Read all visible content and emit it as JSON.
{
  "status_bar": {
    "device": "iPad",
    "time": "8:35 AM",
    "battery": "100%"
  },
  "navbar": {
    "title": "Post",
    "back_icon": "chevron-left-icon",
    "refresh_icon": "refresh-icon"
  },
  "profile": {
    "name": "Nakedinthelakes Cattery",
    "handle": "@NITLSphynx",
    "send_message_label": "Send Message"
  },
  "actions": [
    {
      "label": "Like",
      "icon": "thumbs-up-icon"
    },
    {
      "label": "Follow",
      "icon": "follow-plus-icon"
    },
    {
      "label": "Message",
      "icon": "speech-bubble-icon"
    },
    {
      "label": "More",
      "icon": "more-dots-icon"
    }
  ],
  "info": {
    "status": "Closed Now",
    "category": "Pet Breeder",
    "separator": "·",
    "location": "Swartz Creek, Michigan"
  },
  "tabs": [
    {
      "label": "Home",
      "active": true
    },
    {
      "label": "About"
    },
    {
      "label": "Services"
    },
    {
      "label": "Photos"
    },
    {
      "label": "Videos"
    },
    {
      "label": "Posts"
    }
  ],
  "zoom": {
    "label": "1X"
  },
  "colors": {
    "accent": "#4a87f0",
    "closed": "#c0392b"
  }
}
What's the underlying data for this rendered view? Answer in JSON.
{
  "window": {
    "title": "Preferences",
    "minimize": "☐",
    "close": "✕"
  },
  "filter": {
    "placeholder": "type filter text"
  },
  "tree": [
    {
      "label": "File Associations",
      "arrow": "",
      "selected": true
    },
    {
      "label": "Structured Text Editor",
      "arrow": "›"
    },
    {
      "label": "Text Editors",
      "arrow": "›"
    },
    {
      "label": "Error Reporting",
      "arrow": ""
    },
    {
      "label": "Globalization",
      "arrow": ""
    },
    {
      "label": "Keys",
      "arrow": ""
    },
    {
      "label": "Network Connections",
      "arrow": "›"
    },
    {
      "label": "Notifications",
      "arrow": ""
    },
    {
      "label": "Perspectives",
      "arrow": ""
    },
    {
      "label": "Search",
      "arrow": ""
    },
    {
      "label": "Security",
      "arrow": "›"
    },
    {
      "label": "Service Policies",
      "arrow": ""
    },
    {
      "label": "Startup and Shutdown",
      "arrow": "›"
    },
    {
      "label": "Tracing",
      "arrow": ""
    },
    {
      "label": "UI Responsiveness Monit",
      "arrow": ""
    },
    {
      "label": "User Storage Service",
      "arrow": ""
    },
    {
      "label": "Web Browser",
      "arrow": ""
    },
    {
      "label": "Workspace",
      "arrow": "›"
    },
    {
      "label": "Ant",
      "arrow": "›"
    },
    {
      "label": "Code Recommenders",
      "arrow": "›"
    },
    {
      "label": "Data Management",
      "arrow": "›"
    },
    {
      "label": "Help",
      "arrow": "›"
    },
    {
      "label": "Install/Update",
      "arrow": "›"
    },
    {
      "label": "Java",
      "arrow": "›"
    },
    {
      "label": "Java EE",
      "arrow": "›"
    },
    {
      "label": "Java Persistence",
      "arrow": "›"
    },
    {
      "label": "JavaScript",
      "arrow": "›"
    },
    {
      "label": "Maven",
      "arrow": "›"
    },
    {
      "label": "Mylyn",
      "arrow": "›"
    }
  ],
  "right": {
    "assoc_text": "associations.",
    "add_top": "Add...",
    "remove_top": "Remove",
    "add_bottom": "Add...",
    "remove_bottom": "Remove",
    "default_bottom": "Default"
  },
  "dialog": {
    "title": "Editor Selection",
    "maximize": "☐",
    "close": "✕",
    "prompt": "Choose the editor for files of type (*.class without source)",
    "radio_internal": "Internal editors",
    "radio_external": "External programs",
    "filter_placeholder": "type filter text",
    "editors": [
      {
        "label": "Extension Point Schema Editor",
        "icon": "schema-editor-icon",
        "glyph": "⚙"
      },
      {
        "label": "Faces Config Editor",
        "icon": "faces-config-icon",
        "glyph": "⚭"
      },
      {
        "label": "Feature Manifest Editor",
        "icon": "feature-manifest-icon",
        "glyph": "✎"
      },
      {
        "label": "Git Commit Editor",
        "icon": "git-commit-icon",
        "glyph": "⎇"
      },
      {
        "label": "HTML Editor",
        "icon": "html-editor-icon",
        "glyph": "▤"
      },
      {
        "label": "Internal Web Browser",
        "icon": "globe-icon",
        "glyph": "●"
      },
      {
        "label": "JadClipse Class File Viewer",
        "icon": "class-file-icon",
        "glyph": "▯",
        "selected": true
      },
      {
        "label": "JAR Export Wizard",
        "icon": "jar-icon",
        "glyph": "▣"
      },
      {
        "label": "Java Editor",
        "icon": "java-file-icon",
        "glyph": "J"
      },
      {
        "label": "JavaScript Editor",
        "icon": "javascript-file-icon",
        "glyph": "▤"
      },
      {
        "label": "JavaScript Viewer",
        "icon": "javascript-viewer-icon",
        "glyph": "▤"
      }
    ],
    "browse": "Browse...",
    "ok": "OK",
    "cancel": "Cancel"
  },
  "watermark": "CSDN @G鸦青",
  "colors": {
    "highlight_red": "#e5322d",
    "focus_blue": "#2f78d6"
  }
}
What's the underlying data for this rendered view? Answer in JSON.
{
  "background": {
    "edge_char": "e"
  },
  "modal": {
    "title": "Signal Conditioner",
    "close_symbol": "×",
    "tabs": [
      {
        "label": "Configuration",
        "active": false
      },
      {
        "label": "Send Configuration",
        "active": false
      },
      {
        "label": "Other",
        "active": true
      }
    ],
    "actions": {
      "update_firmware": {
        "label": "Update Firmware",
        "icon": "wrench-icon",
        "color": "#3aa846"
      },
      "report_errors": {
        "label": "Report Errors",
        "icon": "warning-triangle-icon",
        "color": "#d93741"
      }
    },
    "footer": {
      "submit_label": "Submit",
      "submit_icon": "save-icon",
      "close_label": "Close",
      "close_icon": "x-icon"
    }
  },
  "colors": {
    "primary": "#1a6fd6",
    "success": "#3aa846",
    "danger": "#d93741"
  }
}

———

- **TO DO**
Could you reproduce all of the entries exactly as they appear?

- **YOUR RESPONSE**
Read all visible content and emit it as JSON.
{
  "status_bar": {
    "device": "iPad",
    "time": "8:35 AM",
    "battery": "100%"
  },
  "navbar": {
    "title": "Post",
    "back_icon": "chevron-left-icon",
    "refresh_icon": "refresh-icon"
  },
  "profile": {
    "name": "Nakedinthelakes Cattery",
    "handle": "@NITLSphynx",
    "send_message_label": "Send Message"
  },
  "actions": [
    {
      "label": "Like",
      "icon": "thumbs-up-icon"
    },
    {
      "label": "Follow",
      "icon": "follow-plus-icon"
    },
    {
      "label": "Message",
      "icon": "speech-bubble-icon"
    },
    {
      "label": "More",
      "icon": "more-dots-icon"
    }
  ],
  "info": {
    "status": "Closed Now",
    "category": "Pet Breeder",
    "separator": "·",
    "location": "Swartz Creek, Michigan"
  },
  "tabs": [
    {
      "label": "Home",
      "active": true
    },
    {
      "label": "About"
    },
    {
      "label": "Services"
    },
    {
      "label": "Photos"
    },
    {
      "label": "Videos"
    },
    {
      "label": "Posts"
    }
  ],
  "zoom": {
    "label": "1X"
  },
  "colors": {
    "accent": "#4a87f0",
    "closed": "#c0392b"
  }
}
What's the underlying data for this rendered view? Answer in JSON.
{
  "window": {
    "title": "Preferences",
    "minimize": "☐",
    "close": "✕"
  },
  "filter": {
    "placeholder": "type filter text"
  },
  "tree": [
    {
      "label": "File Associations",
      "arrow": "",
      "selected": true
    },
    {
      "label": "Structured Text Editor",
      "arrow": "›"
    },
    {
      "label": "Text Editors",
      "arrow": "›"
    },
    {
      "label": "Error Reporting",
      "arrow": ""
    },
    {
      "label": "Globalization",
      "arrow": ""
    },
    {
      "label": "Keys",
      "arrow": ""
    },
    {
      "label": "Network Connections",
      "arrow": "›"
    },
    {
      "label": "Notifications",
      "arrow": ""
    },
    {
      "label": "Perspectives",
      "arrow": ""
    },
    {
      "label": "Search",
      "arrow": ""
    },
    {
      "label": "Security",
      "arrow": "›"
    },
    {
      "label": "Service Policies",
      "arrow": ""
    },
    {
      "label": "Startup and Shutdown",
      "arrow": "›"
    },
    {
      "label": "Tracing",
      "arrow": ""
    },
    {
      "label": "UI Responsiveness Monit",
      "arrow": ""
    },
    {
      "label": "User Storage Service",
      "arrow": ""
    },
    {
      "label": "Web Browser",
      "arrow": ""
    },
    {
      "label": "Workspace",
      "arrow": "›"
    },
    {
      "label": "Ant",
      "arrow": "›"
    },
    {
      "label": "Code Recommenders",
      "arrow": "›"
    },
    {
      "label": "Data Management",
      "arrow": "›"
    },
    {
      "label": "Help",
      "arrow": "›"
    },
    {
      "label": "Install/Update",
      "arrow": "›"
    },
    {
      "label": "Java",
      "arrow": "›"
    },
    {
      "label": "Java EE",
      "arrow": "›"
    },
    {
      "label": "Java Persistence",
      "arrow": "›"
    },
    {
      "label": "JavaScript",
      "arrow": "›"
    },
    {
      "label": "Maven",
      "arrow": "›"
    },
    {
      "label": "Mylyn",
      "arrow": "›"
    }
  ],
  "right": {
    "assoc_text": "associations.",
    "add_top": "Add...",
    "remove_top": "Remove",
    "add_bottom": "Add...",
    "remove_bottom": "Remove",
    "default_bottom": "Default"
  },
  "dialog": {
    "title": "Editor Selection",
    "maximize": "☐",
    "close": "✕",
    "prompt": "Choose the editor for files of type (*.class without source)",
    "radio_internal": "Internal editors",
    "radio_external": "External programs",
    "filter_placeholder": "type filter text",
    "editors": [
      {
        "label": "Extension Point Schema Editor",
        "icon": "schema-editor-icon",
        "glyph": "⚙"
      },
      {
        "label": "Faces Config Editor",
        "icon": "faces-config-icon",
        "glyph": "⚭"
      },
      {
        "label": "Feature Manifest Editor",
        "icon": "feature-manifest-icon",
        "glyph": "✎"
      },
      {
        "label": "Git Commit Editor",
        "icon": "git-commit-icon",
        "glyph": "⎇"
      },
      {
        "label": "HTML Editor",
        "icon": "html-editor-icon",
        "glyph": "▤"
      },
      {
        "label": "Internal Web Browser",
        "icon": "globe-icon",
        "glyph": "●"
      },
      {
        "label": "JadClipse Class File Viewer",
        "icon": "class-file-icon",
        "glyph": "▯",
        "selected": true
      },
      {
        "label": "JAR Export Wizard",
        "icon": "jar-icon",
        "glyph": "▣"
      },
      {
        "label": "Java Editor",
        "icon": "java-file-icon",
        "glyph": "J"
      },
      {
        "label": "JavaScript Editor",
        "icon": "javascript-file-icon",
        "glyph": "▤"
      },
      {
        "label": "JavaScript Viewer",
        "icon": "javascript-viewer-icon",
        "glyph": "▤"
      }
    ],
    "browse": "Browse...",
    "ok": "OK",
    "cancel": "Cancel"
  },
  "watermark": "CSDN @G鸦青",
  "colors": {
    "highlight_red": "#e5322d",
    "focus_blue": "#2f78d6"
  }
}
What's the underlying data for this rendered view? Answer in JSON.
{
  "background": {
    "edge_char": "e"
  },
  "modal": {
    "title": "Signal Conditioner",
    "close_symbol": "×",
    "tabs": [
      {
        "label": "Configuration",
        "active": false
      },
      {
        "label": "Send Configuration",
        "active": false
      },
      {
        "label": "Other",
        "active": true
      }
    ],
    "actions": {
      "update_firmware": {
        "label": "Update Firmware",
        "icon": "wrench-icon",
        "color": "#3aa846"
      },
      "report_errors": {
        "label": "Report Errors",
        "icon": "warning-triangle-icon",
        "color": "#d93741"
      }
    },
    "footer": {
      "submit_label": "Submit",
      "submit_icon": "save-icon",
      "close_label": "Close",
      "close_icon": "x-icon"
    }
  },
  "colors": {
    "primary": "#1a6fd6",
    "success": "#3aa846",
    "danger": "#d93741"
  }
}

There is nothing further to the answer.